__PROBLEM REQUIREMENTS__
Render every entry exactly as it appears.

__MATERIAL PROVIDED__

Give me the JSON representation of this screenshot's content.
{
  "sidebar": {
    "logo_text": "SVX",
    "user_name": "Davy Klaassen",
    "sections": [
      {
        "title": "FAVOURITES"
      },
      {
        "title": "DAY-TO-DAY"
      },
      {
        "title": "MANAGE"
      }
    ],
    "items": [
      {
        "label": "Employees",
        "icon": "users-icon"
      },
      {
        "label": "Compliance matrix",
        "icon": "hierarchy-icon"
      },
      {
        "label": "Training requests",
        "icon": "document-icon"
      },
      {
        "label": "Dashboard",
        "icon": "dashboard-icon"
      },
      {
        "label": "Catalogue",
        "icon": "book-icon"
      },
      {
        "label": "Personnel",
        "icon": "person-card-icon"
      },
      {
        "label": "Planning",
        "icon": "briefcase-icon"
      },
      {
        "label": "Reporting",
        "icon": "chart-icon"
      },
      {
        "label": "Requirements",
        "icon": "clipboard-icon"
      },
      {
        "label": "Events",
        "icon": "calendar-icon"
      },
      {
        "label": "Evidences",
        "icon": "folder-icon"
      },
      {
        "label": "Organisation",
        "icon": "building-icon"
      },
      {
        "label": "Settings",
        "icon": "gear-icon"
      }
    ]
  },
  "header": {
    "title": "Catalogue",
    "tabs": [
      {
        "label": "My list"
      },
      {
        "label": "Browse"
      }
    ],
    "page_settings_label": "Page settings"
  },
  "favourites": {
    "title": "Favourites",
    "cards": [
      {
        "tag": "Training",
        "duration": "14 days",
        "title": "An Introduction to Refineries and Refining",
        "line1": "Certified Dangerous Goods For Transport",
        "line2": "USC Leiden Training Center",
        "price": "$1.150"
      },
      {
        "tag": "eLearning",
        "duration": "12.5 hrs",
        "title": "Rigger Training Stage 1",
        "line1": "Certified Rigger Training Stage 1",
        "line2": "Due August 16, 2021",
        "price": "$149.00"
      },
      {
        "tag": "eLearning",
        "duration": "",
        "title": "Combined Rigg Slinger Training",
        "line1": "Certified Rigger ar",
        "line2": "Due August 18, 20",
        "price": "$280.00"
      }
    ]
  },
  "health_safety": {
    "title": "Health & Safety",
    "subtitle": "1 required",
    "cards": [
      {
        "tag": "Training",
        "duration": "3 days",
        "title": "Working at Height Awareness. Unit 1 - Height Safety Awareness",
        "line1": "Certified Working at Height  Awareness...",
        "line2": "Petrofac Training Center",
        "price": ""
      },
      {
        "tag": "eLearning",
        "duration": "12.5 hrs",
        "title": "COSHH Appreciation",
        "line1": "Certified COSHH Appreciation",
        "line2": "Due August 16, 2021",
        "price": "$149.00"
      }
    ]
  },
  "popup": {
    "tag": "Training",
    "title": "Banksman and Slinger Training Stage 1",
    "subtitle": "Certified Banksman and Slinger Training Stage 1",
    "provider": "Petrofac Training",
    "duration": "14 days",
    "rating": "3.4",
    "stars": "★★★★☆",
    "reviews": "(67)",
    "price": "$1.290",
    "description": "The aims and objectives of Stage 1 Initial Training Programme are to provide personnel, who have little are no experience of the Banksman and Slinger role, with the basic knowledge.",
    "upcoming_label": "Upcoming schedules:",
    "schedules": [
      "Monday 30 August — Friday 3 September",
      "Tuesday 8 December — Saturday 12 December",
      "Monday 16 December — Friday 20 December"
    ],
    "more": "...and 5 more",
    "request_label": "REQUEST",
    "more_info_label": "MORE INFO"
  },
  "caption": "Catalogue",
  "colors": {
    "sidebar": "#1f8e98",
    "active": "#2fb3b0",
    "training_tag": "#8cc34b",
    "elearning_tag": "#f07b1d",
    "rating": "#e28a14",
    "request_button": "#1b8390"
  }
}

__RESPONSE TO THE EXERCISE__
Give me the JSON representation of this screenshot's content.
{
  "sidebar": {
    "logo_text": "SVX",
    "user_name": "Davy Klaassen",
    "sections": [
      {
        "title": "FAVOURITES"
      },
      {
        "title": "DAY-TO-DAY"
      },
      {
        "title": "MANAGE"
      }
    ],
    "items": [
      {
        "label": "Employees",
        "icon": "users-icon"
      },
      {
        "label": "Compliance matrix",
        "icon": "hierarchy-icon"
      },
      {
        "label": "Training requests",
        "icon": "document-icon"
      },
      {
        "label": "Dashboard",
        "icon": "dashboard-icon"
      },
      {
        "label": "Catalogue",
        "icon": "book-icon"
      },
      {
        "label": "Personnel",
        "icon": "person-card-icon"
      },
      {
        "label": "Planning",
        "icon": "briefcase-icon"
      },
      {
        "label": "Reporting",
        "icon": "chart-icon"
      },
      {
        "label": "Requirements",
        "icon": "clipboard-icon"
      },
      {
        "label": "Events",
        "icon": "calendar-icon"
      },
      {
        "label": "Evidences",
        "icon": "folder-icon"
      },
      {
        "label": "Organisation",
        "icon": "building-icon"
      },
      {
        "label": "Settings",
        "icon": "gear-icon"
      }
    ]
  },
  "header": {
    "title": "Catalogue",
    "tabs": [
      {
        "label": "My list"
      },
      {
        "label": "Browse"
      }
    ],
    "page_settings_label": "Page settings"
  },
  "favourites": {
    "title": "Favourites",
    "cards": [
      {
        "tag": "Training",
        "duration": "14 days",
        "title": "An Introduction to Refineries and Refining",
        "line1": "Certified Dangerous Goods For Transport",
        "line2": "USC Leiden Training Center",
        "price": "$1.150"
      },
      {
        "tag": "eLearning",
        "duration": "12.5 hrs",
        "title": "Rigger Training Stage 1",
        "line1": "Certified Rigger Training Stage 1",
        "line2": "Due August 16, 2021",
        "price": "$149.00"
      },
      {
        "tag": "eLearning",
        "duration": "",
        "title": "Combined Rigg Slinger Training",
        "line1": "Certified Rigger ar",
        "line2": "Due August 18, 20",
        "price": "$280.00"
      }
    ]
  },
  "health_safety": {
    "title": "Health & Safety",
    "subtitle": "1 required",
    "cards": [
      {
        "tag": "Training",
        "duration": "3 days",
        "title": "Working at Height Awareness. Unit 1 - Height Safety Awareness",
        "line1": "Certified Working at Height  Awareness...",
        "line2": "Petrofac Training Center",
        "price": ""
      },
      {
        "tag": "eLearning",
        "duration": "12.5 hrs",
        "title": "COSHH Appreciation",
        "line1": "Certified COSHH Appreciation",
        "line2": "Due August 16, 2021",
        "price": "$149.00"
      }
    ]
  },
  "popup": {
    "tag": "Training",
    "title": "Banksman and Slinger Training Stage 1",
    "subtitle": "Certified Banksman and Slinger Training Stage 1",
    "provider": "Petrofac Training",
    "duration": "14 days",
    "rating": "3.4",
    "stars": "★★★★☆",
    "reviews": "(67)",
    "price": "$1.290",
    "description": "The aims and objectives of Stage 1 Initial Training Programme are to provide personnel, who have little are no experience of the Banksman and Slinger role, with the basic knowledge.",
    "upcoming_label": "Upcoming schedules:",
    "schedules": [
      "Monday 30 August — Friday 3 September",
      "Tuesday 8 December — Saturday 12 December",
      "Monday 16 December — Friday 20 December"
    ],
    "more": "...and 5 more",
    "request_label": "REQUEST",
    "more_info_label": "MORE INFO"
  },
  "caption": "Catalogue",
  "colors": {
    "sidebar": "#1f8e98",
    "active": "#2fb3b0",
    "training_tag": "#8cc34b",
    "elearning_tag": "#f07b1d",
    "rating": "#e28a14",
    "request_button": "#1b8390"
  }
}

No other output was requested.